Weidel on Wheels: May 2018
Concept cars are typically designed to showcase a new styling or new technology at car shows. Five years ago, the Subaru Crosstrek was viewed as something unique—a crossover that was more of a car than a sport utility vehicle.
When Subaru introduced the Crosstrek to the U.S. market in 2012, it had no major expectations for this concept car.
But to Subaru’s surprise, the Crosstrek quickly enamored many car buyers, thanks to its versatile size, rugged styling, and affordable sticker price. The Crosstrek is part hatchback, part SUV, and fits the need for a certain niche of people who favor a small vehicle with lots of versatility.
Among the Crosstrek’s most ardent competitors are the Mazda CX-3, Nissan Juke, Jeep Renegade, Toyota C-HR, and Honda HR-V.
- Performance:2.4-liter, four cylinder, 152 horsepower
- Mileage estimate:23-29 mpg (manual transmission), 27-33 mpg (automatic)
- Price estimate:$22,700 to $31,400
- Warranty:3 years/36,000 miles; drivetrain: 5 years/60,000 miles; roadside assistance: 3 years/36,000; corrosion: 5 years/unlimited
The Crosstrek is Subaru’s smallestcrossover and is based on the Impreza hatchback. It can serve as the all-purpose commuter vehicle or take on a more rugged role in an adventurous off-road trip. Subaru equipped the Crosstrek with its off-road system. By merely pushing a button, the Crosstrek can take on the challenge offered in hilly regions with rocky trails. It has a ground clearance of 8.7 inches, and like all Subaru models, comes equipped with all-wheel drive.
In its second generation, the Subaru Crosstrek is all new for 2018. It resides on a different chassis, has a slightly upgraded engine, and also features some new cabin refinements. Despite the improvements, the Crosstrek maintains a lower starting price (approximately $22,700) than the Forester and Outback SUVs.
From an exterior standpoint, the 2018 Crosstrek is slightly wider and longer than previous models. It has enhanced taillights and the side creases are more dramatic. Both the headlights and grille have been tweaked.
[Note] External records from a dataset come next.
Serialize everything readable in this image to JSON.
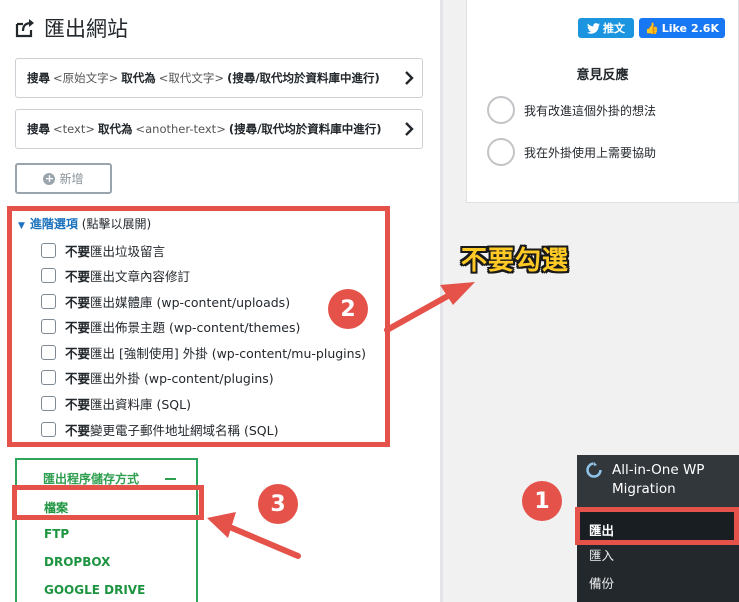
{
  "page": {
    "title": "匯出網站"
  },
  "find_replace": [
    {
      "find_label": "搜尋",
      "find_value": "<原始文字>",
      "replace_label": "取代為",
      "replace_value": "<取代文字>",
      "note": "(搜尋/取代均於資料庫中進行)"
    },
    {
      "find_label": "搜尋",
      "find_value": "<text>",
      "replace_label": "取代為",
      "replace_value": "<another-text>",
      "note": "(搜尋/取代均於資料庫中進行)"
    }
  ],
  "add_button": {
    "label": "新增"
  },
  "advanced": {
    "title": "進階選項",
    "hint": "(點擊以展開)",
    "options": [
      {
        "bold": "不要",
        "text": "匯出垃圾留言"
      },
      {
        "bold": "不要",
        "text": "匯出文章內容修訂"
      },
      {
        "bold": "不要",
        "text": "匯出媒體庫 (wp-content/uploads)"
      },
      {
        "bold": "不要",
        "text": "匯出佈景主題 (wp-content/themes)"
      },
      {
        "bold": "不要",
        "text": "匯出 [強制使用] 外掛 (wp-content/mu-plugins)"
      },
      {
        "bold": "不要",
        "text": "匯出外掛 (wp-content/plugins)"
      },
      {
        "bold": "不要",
        "text": "匯出資料庫 (SQL)"
      },
      {
        "bold": "不要",
        "text": "變更電子郵件地址網域名稱 (SQL)"
      }
    ]
  },
  "export_to": {
    "title": "匯出程序儲存方式",
    "items": [
      "檔案",
      "FTP",
      "DROPBOX",
      "GOOGLE DRIVE"
    ]
  },
  "social": {
    "tweet_label": "推文",
    "like_label": "Like",
    "like_count": "2.6K"
  },
  "feedback": {
    "title": "意見反應",
    "options": [
      "我有改進這個外掛的想法",
      "我在外掛使用上需要協助"
    ]
  },
  "annotation": {
    "text": "不要勾選",
    "badges": [
      "1",
      "2",
      "3"
    ]
  },
  "wp_menu": {
    "plugin_name_line1": "All-in-One WP",
    "plugin_name_line2": "Migration",
    "items": [
      "匯出",
      "匯入",
      "備份"
    ]
  },
  "colors": {
    "annotation_red": "#e4524a",
    "export_green": "#2e9e4f",
    "link_blue": "#1e73be",
    "callout_yellow": "#ffc926"
  }
}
While there are many upsides to the Crosstrek, one primary criticism is its performance. It has just one engine, a 2.0-liter, four cylinder that generates 152 horsepower and 145 pound-feet of torque. Acceleration isn’t one of the strongpoints for the Crosstrek, evidenced by going 0-60 mph in 9.0 seconds. The towing capacity is average—1,500 pounds.
One important aspect to note regarding the 2018 Crosstrek is it comes standard with a six-speed manual transmission in the 2.0i and 2.0i Premium trim models. A continuously variable automatic transmission (CVT) is an option in both models for roughly $1,000 and comes standard in the 2.0i Limited. The Crosstrek gets an estimated 23-29 mpg (manual) and 27-33 mpg (automatic).
We liked how the Crosstrek handled, providing a smooth, refined ride with responsive steering. The stiffer chassis is expected to add to the stability and ride comfort. There’s very little noise in the Crosstrek’s smartly-designed cabin.
The new interior design includes a 6.5-inch touchscreen that’s easy to read and has Apple CarPlay and Android Auto as standard features. The Crosstrek uses a large amount of high-quality materials and the overall layout is pretty easy to grasp. The cargo space is 55 cubic feet.We enjoyed the 2018 Subaru Crosstrek for many reasons. We can overlook the lack of performance due to its nimble handling, smooth ride, quality interior, attractive exterior, and its overall versatility.
By Jeffrey Weidel